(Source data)
##########
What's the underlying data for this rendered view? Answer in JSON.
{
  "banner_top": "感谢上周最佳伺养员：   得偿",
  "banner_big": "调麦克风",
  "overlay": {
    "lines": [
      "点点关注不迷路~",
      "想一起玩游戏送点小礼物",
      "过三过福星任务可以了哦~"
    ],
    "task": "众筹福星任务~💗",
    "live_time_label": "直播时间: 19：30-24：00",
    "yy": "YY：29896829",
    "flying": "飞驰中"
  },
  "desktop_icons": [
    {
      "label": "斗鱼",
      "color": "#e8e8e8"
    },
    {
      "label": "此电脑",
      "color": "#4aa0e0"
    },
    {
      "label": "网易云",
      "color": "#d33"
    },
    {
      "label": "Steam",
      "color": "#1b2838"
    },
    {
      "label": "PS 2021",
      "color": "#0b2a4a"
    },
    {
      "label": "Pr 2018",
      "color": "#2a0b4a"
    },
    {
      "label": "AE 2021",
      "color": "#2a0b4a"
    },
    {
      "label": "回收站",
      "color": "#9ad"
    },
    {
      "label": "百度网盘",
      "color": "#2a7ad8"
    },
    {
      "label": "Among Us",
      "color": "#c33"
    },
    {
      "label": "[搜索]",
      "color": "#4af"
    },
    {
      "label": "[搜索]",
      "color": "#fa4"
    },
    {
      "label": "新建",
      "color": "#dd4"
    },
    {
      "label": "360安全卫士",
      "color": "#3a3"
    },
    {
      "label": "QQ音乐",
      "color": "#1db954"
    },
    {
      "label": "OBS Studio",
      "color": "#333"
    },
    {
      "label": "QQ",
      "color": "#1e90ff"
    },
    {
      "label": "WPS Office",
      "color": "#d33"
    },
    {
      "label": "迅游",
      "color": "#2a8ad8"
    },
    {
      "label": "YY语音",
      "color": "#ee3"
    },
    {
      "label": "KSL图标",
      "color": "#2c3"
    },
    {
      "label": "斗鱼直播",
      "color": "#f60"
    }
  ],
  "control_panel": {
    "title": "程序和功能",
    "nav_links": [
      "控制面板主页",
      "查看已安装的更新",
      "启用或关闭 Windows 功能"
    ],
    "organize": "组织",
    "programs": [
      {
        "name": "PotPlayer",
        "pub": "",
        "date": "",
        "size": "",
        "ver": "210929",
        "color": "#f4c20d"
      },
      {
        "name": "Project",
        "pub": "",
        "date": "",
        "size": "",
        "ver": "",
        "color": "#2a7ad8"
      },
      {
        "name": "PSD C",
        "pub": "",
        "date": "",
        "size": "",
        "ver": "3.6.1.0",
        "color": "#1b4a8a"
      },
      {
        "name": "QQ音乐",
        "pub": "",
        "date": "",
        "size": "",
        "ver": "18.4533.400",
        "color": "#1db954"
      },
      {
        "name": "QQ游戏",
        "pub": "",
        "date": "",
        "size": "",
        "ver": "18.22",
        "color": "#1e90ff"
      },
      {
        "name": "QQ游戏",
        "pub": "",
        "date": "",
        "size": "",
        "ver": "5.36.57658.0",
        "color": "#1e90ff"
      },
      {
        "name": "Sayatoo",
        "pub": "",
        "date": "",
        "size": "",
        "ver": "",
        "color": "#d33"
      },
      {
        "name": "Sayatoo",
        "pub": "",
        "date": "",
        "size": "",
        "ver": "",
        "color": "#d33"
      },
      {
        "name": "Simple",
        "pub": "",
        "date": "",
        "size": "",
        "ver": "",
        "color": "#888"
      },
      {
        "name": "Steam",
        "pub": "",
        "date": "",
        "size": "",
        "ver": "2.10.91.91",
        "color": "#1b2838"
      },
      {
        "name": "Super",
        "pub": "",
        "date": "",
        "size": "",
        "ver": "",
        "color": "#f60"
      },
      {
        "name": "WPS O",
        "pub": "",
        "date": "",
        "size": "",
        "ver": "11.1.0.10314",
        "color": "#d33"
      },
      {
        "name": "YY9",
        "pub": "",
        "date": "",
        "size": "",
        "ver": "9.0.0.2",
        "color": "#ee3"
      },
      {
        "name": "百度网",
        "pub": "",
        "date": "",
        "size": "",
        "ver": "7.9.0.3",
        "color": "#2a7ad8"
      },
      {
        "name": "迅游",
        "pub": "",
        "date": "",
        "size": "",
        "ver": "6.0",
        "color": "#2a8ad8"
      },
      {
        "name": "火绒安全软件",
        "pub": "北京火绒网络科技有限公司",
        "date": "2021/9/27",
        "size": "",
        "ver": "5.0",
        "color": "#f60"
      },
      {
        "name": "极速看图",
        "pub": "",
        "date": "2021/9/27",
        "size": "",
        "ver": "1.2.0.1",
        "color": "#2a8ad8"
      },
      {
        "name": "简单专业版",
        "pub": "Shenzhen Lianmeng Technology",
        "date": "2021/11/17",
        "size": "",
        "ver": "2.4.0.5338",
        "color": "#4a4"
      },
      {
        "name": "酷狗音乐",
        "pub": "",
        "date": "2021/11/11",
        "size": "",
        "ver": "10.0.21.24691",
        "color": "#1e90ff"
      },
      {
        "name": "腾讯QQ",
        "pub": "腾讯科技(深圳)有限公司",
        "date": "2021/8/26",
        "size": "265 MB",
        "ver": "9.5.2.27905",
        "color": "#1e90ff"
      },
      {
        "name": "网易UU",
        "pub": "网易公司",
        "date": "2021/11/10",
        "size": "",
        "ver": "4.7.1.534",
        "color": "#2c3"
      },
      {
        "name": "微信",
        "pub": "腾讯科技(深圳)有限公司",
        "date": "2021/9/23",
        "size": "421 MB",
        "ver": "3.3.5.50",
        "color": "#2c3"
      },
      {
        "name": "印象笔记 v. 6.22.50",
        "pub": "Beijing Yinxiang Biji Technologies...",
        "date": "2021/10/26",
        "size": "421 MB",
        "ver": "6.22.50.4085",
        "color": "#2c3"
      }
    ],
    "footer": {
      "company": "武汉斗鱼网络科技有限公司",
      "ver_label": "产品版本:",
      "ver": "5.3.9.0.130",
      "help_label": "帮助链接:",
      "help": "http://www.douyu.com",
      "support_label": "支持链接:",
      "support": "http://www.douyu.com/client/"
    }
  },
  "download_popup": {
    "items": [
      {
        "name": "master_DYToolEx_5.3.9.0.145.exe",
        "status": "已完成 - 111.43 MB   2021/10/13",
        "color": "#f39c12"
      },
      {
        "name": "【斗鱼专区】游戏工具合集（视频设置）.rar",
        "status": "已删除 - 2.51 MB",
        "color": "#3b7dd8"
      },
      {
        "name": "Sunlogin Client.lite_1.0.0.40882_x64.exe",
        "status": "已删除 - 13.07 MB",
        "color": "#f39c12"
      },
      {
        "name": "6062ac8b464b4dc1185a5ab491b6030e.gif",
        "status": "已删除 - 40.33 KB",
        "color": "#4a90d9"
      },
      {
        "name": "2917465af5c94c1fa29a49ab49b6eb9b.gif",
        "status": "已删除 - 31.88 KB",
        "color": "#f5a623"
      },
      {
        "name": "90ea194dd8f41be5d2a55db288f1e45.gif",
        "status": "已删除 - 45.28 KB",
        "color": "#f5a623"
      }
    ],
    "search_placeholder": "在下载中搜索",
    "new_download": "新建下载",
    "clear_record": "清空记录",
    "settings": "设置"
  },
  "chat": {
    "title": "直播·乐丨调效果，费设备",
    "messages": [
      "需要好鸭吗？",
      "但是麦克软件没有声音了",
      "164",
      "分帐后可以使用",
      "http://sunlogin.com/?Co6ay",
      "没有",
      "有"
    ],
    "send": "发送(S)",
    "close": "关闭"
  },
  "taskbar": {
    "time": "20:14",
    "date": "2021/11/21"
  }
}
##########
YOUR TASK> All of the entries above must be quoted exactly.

WRITTEN SOLUTION>
What's the underlying data for this rendered view? Answer in JSON.
{
  "banner_top": "感谢上周最佳伺养员：   得偿",
  "banner_big": "调麦克风",
  "overlay": {
    "lines": [
      "点点关注不迷路~",
      "想一起玩游戏送点小礼物",
      "过三过福星任务可以了哦~"
    ],
    "task": "众筹福星任务~💗",
    "live_time_label": "直播时间: 19：30-24：00",
    "yy": "YY：29896829",
    "flying": "飞驰中"
  },
  "desktop_icons": [
    {
      "label": "斗鱼",
      "color": "#e8e8e8"
    },
    {
      "label": "此电脑",
      "color": "#4aa0e0"
    },
    {
      "label": "网易云",
      "color": "#d33"
    },
    {
      "label": "Steam",
      "color": "#1b2838"
    },
    {
      "label": "PS 2021",
      "color": "#0b2a4a"
    },
    {
      "label": "Pr 2018",
      "color": "#2a0b4a"
    },
    {
      "label": "AE 2021",
      "color": "#2a0b4a"
    },
    {
      "label": "回收站",
      "color": "#9ad"
    },
    {
      "label": "百度网盘",
      "color": "#2a7ad8"
    },
    {
      "label": "Among Us",
      "color": "#c33"
    },
    {
      "label": "[搜索]",
      "color": "#4af"
    },
    {
      "label": "[搜索]",
      "color": "#fa4"
    },
    {
      "label": "新建",
      "color": "#dd4"
    },
    {
      "label": "360安全卫士",
      "color": "#3a3"
    },
    {
      "label": "QQ音乐",
      "color": "#1db954"
    },
    {
      "label": "OBS Studio",
      "color": "#333"
    },
    {
      "label": "QQ",
      "color": "#1e90ff"
    },
    {
      "label": "WPS Office",
      "color": "#d33"
    },
    {
      "label": "迅游",
      "color": "#2a8ad8"
    },
    {
      "label": "YY语音",
      "color": "#ee3"
    },
    {
      "label": "KSL图标",
      "color": "#2c3"
    },
    {
      "label": "斗鱼直播",
      "color": "#f60"
    }
  ],
  "control_panel": {
    "title": "程序和功能",
    "nav_links": [
      "控制面板主页",
      "查看已安装的更新",
      "启用或关闭 Windows 功能"
    ],
    "organize": "组织",
    "programs": [
      {
        "name": "PotPlayer",
        "pub": "",
        "date": "",
        "size": "",
        "ver": "210929",
        "color": "#f4c20d"
      },
      {
        "name": "Project",
        "pub": "",
        "date": "",
        "size": "",
        "ver": "",
        "color": "#2a7ad8"
      },
      {
        "name": "PSD C",
        "pub": "",
        "date": "",
        "size": "",
        "ver": "3.6.1.0",
        "color": "#1b4a8a"
      },
      {
        "name": "QQ音乐",
        "pub": "",
        "date": "",
        "size": "",
        "ver": "18.4533.400",
        "color": "#1db954"
      },
      {
        "name": "QQ游戏",
        "pub": "",
        "date": "",
        "size": "",
        "ver": "18.22",
        "color": "#1e90ff"
      },
      {
        "name": "QQ游戏",
        "pub": "",
        "date": "",
        "size": "",
        "ver": "5.36.57658.0",
        "color": "#1e90ff"
      },
      {
        "name": "Sayatoo",
        "pub": "",
        "date": "",
        "size": "",
        "ver": "",
        "color": "#d33"
      },
      {
        "name": "Sayatoo",
        "pub": "",
        "date": "",
        "size": "",
        "ver": "",
        "color": "#d33"
      },
      {
        "name": "Simple",
        "pub": "",
        "date": "",
        "size": "",
        "ver": "",
        "color": "#888"
      },
      {
        "name": "Steam",
        "pub": "",
        "date": "",
        "size": "",
        "ver": "2.10.91.91",
        "color": "#1b2838"
      },
      {
        "name": "Super",
        "pub": "",
        "date": "",
        "size": "",
        "ver": "",
        "color": "#f60"
      },
      {
        "name": "WPS O",
        "pub": "",
        "date": "",
        "size": "",
        "ver": "11.1.0.10314",
        "color": "#d33"
      },
      {
        "name": "YY9",
        "pub": "",
        "date": "",
        "size": "",
        "ver": "9.0.0.2",
        "color": "#ee3"
      },
      {
        "name": "百度网",
        "pub": "",
        "date": "",
        "size": "",
        "ver": "7.9.0.3",
        "color": "#2a7ad8"
      },
      {
        "name": "迅游",
        "pub": "",
        "date": "",
        "size": "",
        "ver": "6.0",
        "color": "#2a8ad8"
      },
      {
        "name": "火绒安全软件",
        "pub": "北京火绒网络科技有限公司",
        "date": "2021/9/27",
        "size": "",
        "ver": "5.0",
        "color": "#f60"
      },
      {
        "name": "极速看图",
        "pub": "",
        "date": "2021/9/27",
        "size": "",
        "ver": "1.2.0.1",
        "color": "#2a8ad8"
      },
      {
        "name": "简单专业版",
        "pub": "Shenzhen Lianmeng Technology",
        "date": "2021/11/17",
        "size": "",
        "ver": "2.4.0.5338",
        "color": "#4a4"
      },
      {
        "name": "酷狗音乐",
        "pub": "",
        "date": "2021/11/11",
        "size": "",
        "ver": "10.0.21.24691",
        "color": "#1e90ff"
      },
      {
        "name": "腾讯QQ",
        "pub": "腾讯科技(深圳)有限公司",
        "date": "2021/8/26",
        "size": "265 MB",
        "ver": "9.5.2.27905",
        "color": "#1e90ff"
      },
      {
        "name": "网易UU",
        "pub": "网易公司",
        "date": "2021/11/10",
        "size": "",
        "ver": "4.7.1.534",
        "color": "#2c3"
      },
      {
        "name": "微信",
        "pub": "腾讯科技(深圳)有限公司",
        "date": "2021/9/23",
        "size": "421 MB",
        "ver": "3.3.5.50",
        "color": "#2c3"
      },
      {
        "name": "印象笔记 v. 6.22.50",
        "pub": "Beijing Yinxiang Biji Technologies...",
        "date": "2021/10/26",
        "size": "421 MB",
        "ver": "6.22.50.4085",
        "color": "#2c3"
      }
    ],
    "footer": {
      "company": "武汉斗鱼网络科技有限公司",
      "ver_label": "产品版本:",
      "ver": "5.3.9.0.130",
      "help_label": "帮助链接:",
      "help": "http://www.douyu.com",
      "support_label": "支持链接:",
      "support": "http://www.douyu.com/client/"
    }
  },
  "download_popup": {
    "items": [
      {
        "name": "master_DYToolEx_5.3.9.0.145.exe",
        "status": "已完成 - 111.43 MB   2021/10/13",
        "color": "#f39c12"
      },
      {
        "name": "【斗鱼专区】游戏工具合集（视频设置）.rar",
        "status": "已删除 - 2.51 MB",
        "color": "#3b7dd8"
      },
      {
        "name": "Sunlogin Client.lite_1.0.0.40882_x64.exe",
        "status": "已删除 - 13.07 MB",
        "color": "#f39c12"
      },
      {
        "name": "6062ac8b464b4dc1185a5ab491b6030e.gif",
        "status": "已删除 - 40.33 KB",
        "color": "#4a90d9"
      },
      {
        "name": "2917465af5c94c1fa29a49ab49b6eb9b.gif",
        "status": "已删除 - 31.88 KB",
        "color": "#f5a623"
      },
      {
        "name": "90ea194dd8f41be5d2a55db288f1e45.gif",
        "status": "已删除 - 45.28 KB",
        "color": "#f5a623"
      }
    ],
    "search_placeholder": "在下载中搜索",
    "new_download": "新建下载",
    "clear_record": "清空记录",
    "settings": "设置"
  },
  "chat": {
    "title": "直播·乐丨调效果，费设备",
    "messages": [
      "需要好鸭吗？",
      "但是麦克软件没有声音了",
      "164",
      "分帐后可以使用",
      "http://sunlogin.com/?Co6ay",
      "没有",
      "有"
    ],
    "send": "发送(S)",
    "close": "关闭"
  },
  "taskbar": {
    "time": "20:14",
    "date": "2021/11/21"
  }
}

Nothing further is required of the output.